A villain-hitter is a job title. The villain-hitting ceremony, or da siu yan, dates back to the Tang Dynasty (618-907). At the end of winter, when temperatures began to rise, it was customary to burn incense and mugwort in the home to drive out hatching insects. Through the centuries, the hatching insects has evolved into unpleasant people. Siu yan literally translates to “awakening insects” and this includes “little people,” such as troublemakers, gossips, and people who cause misfortune. Villain-hitters are typically older women (please note: older women are fondly called "grannies" and older men "uncles"). It is their job to clean house. During Jīngzhé the professionals set up shop where evil lies: under bridges and overpasses and at crossroads.
To every villain there is a season. I knew just the insect I needed to hit. The petty man was my sister’s enemy. What he did to her directly affected my family and me. With my mark in mind, I went out in search of a dark place where evil spirits linger.
Under an overpass at the crossroad of Hennesy Road, Canal Road East and West was a gallery of six villain-hitters. Each sat on a low stool next to a ceremonial stage set with an altar of the Goddess of Mercy, stacked fruit, and a vessel of burning joss stick and candles. Also included was a pride of paper tigers. I approached the first granny who met my gaze. She allowed me to take a couple pictures of her set up, then extended a hand for me to sit. Amid the noisy mid-day traffic and the clicking cameras of all those who passed by the strange sight of a blonde westerner sitting before a villain-hitter, the ceremony began.
We never spoke a word to each other throughout the 30-minute ritual. First, the hit woman handed me a wad of colorful paper roughly the size of a tri-folded 8x10. She tapped the top of it with a pen, so I wrote my villain’s full name. She placed it on the ground in front of the goddess. Then she lit a few sticks of incense, put them in my hands, and positioned them palms flat together as if in prayer. I mimicked her hand gestures and slightly bowed my wrists while she chanted. The chanting continued as she took the incense from my hands and stuck it in the vessel. Next the granny placed a folded piece of paper marked with green drawings of humans, animals and geometric designs on a cloth-covered brick and began to hit it with the sole of a black shoe. This tapping echoed under the overpass and sounded louder than it actually was because the other villain-hitters just happened to be performing the same task for their clients.
The beating lasted for over five minutes. When the paper began to fray, she wrapped it in one of the paper tigers, rubbed it on a pig’s ear, and waved it over the altar. She lit it on fire from the flames of candles and flung it into a burn barrel. Then she picked up the colorful paper with my villain’s name, unfolded it and took out the inner pieces of paper. The piece with the name remained in its place. The chanting began again as she lit the sheets of paper to smoke, not fire, and waved it over my body - tapping my shoulders, forearms, and thighs. At this point the scent of incense and paper smoke was so heavy I could no longer smell the exhaust that choked the air in the crossroads camp.

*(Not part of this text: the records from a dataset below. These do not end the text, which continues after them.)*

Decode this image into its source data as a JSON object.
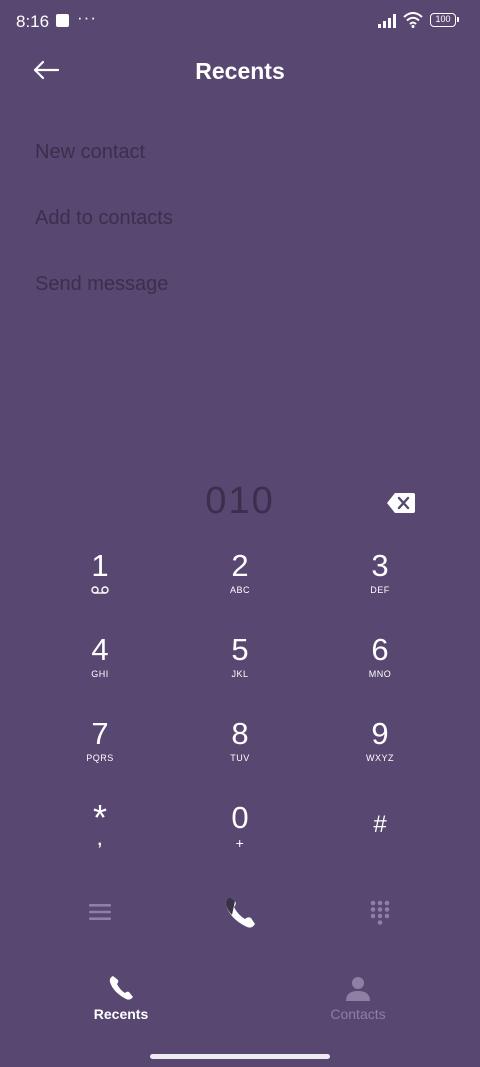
{
  "status_bar": {
    "time": "8:16",
    "dots": "···",
    "battery": "100"
  },
  "header": {
    "title": "Recents"
  },
  "actions": [
    {
      "label": "New contact"
    },
    {
      "label": "Add to contacts"
    },
    {
      "label": "Send message"
    }
  ],
  "dialer": {
    "number": "010"
  },
  "keypad": [
    {
      "digit": "1",
      "letters": ""
    },
    {
      "digit": "2",
      "letters": "ABC"
    },
    {
      "digit": "3",
      "letters": "DEF"
    },
    {
      "digit": "4",
      "letters": "GHI"
    },
    {
      "digit": "5",
      "letters": "JKL"
    },
    {
      "digit": "6",
      "letters": "MNO"
    },
    {
      "digit": "7",
      "letters": "PQRS"
    },
    {
      "digit": "8",
      "letters": "TUV"
    },
    {
      "digit": "9",
      "letters": "WXYZ"
    },
    {
      "digit": "*",
      "letters": ","
    },
    {
      "digit": "0",
      "letters": "+"
    },
    {
      "digit": "#",
      "letters": ""
    }
  ],
  "bottom_nav": {
    "recents_label": "Recents",
    "contacts_label": "Contacts"
  },
  "colors": {
    "background": "#584770",
    "muted_text": "#3a2f4c",
    "inactive_nav": "#8e7fa5"
  }
}
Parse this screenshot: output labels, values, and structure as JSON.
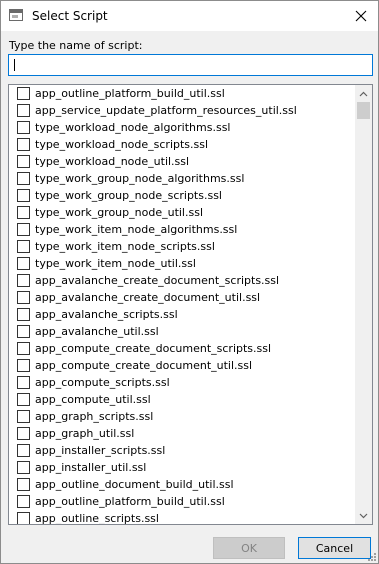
{
  "window": {
    "title": "Select Script"
  },
  "prompt_label": "Type the name of script:",
  "search": {
    "value": "",
    "placeholder": ""
  },
  "items": [
    "app_outline_platform_build_util.ssl",
    "app_service_update_platform_resources_util.ssl",
    "type_workload_node_algorithms.ssl",
    "type_workload_node_scripts.ssl",
    "type_workload_node_util.ssl",
    "type_work_group_node_algorithms.ssl",
    "type_work_group_node_scripts.ssl",
    "type_work_group_node_util.ssl",
    "type_work_item_node_algorithms.ssl",
    "type_work_item_node_scripts.ssl",
    "type_work_item_node_util.ssl",
    "app_avalanche_create_document_scripts.ssl",
    "app_avalanche_create_document_util.ssl",
    "app_avalanche_scripts.ssl",
    "app_avalanche_util.ssl",
    "app_compute_create_document_scripts.ssl",
    "app_compute_create_document_util.ssl",
    "app_compute_scripts.ssl",
    "app_compute_util.ssl",
    "app_graph_scripts.ssl",
    "app_graph_util.ssl",
    "app_installer_scripts.ssl",
    "app_installer_util.ssl",
    "app_outline_document_build_util.ssl",
    "app_outline_platform_build_util.ssl",
    "app_outline_scripts.ssl"
  ],
  "buttons": {
    "ok": "OK",
    "cancel": "Cancel"
  },
  "colors": {
    "accent": "#0078d7",
    "window_bg": "#f0f0f0",
    "disabled_text": "#838383"
  },
  "icons": {
    "app": "window-icon",
    "close": "close-icon",
    "scroll_up": "chevron-up-icon",
    "scroll_down": "chevron-down-icon",
    "resize": "resize-grip-icon"
  }
}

After the burning paper accolade, she chucked it into the burn barrel. The name piece was set alight and added to the fire. A few grains of rice were thrown over the altar and vessel. Finally, she tossed a pair of ear-shaped discs of wood into the air. It took a couple turns of the charms, or jiaobei, before she divined that my petty person had been eliminated. She did this by gesturing with the international sign of all’s good: two thumbs up.
The elimination of the cursed man from my life doesn’t mean death. Chinese folk sorcery is not like voodoo. It isn’t meant to kill or bring bodily harm. The ceremony is performed to bring peace and happiness to the person who hired the professional killer. Villain-killing is another example of yin and yang and the Chinese culture of dualism. A villain-killer is a do-gooder because she is helping her client, not harming the enemy.
I paid my villain-hitter HK$50 and tried to learn more. I pieced together that she got her start from a “dark calling.” At 78, the granny had been giving the boot to baddies for 10 years. Reducing an enemy to something lower than the lowest part of the body – the foot – was something I thought only happened in Arab cultures. Right after my participation in the villain-hitting ceremony I felt like a multicultural sole mate, but it also left me feeling like a heel with no sole.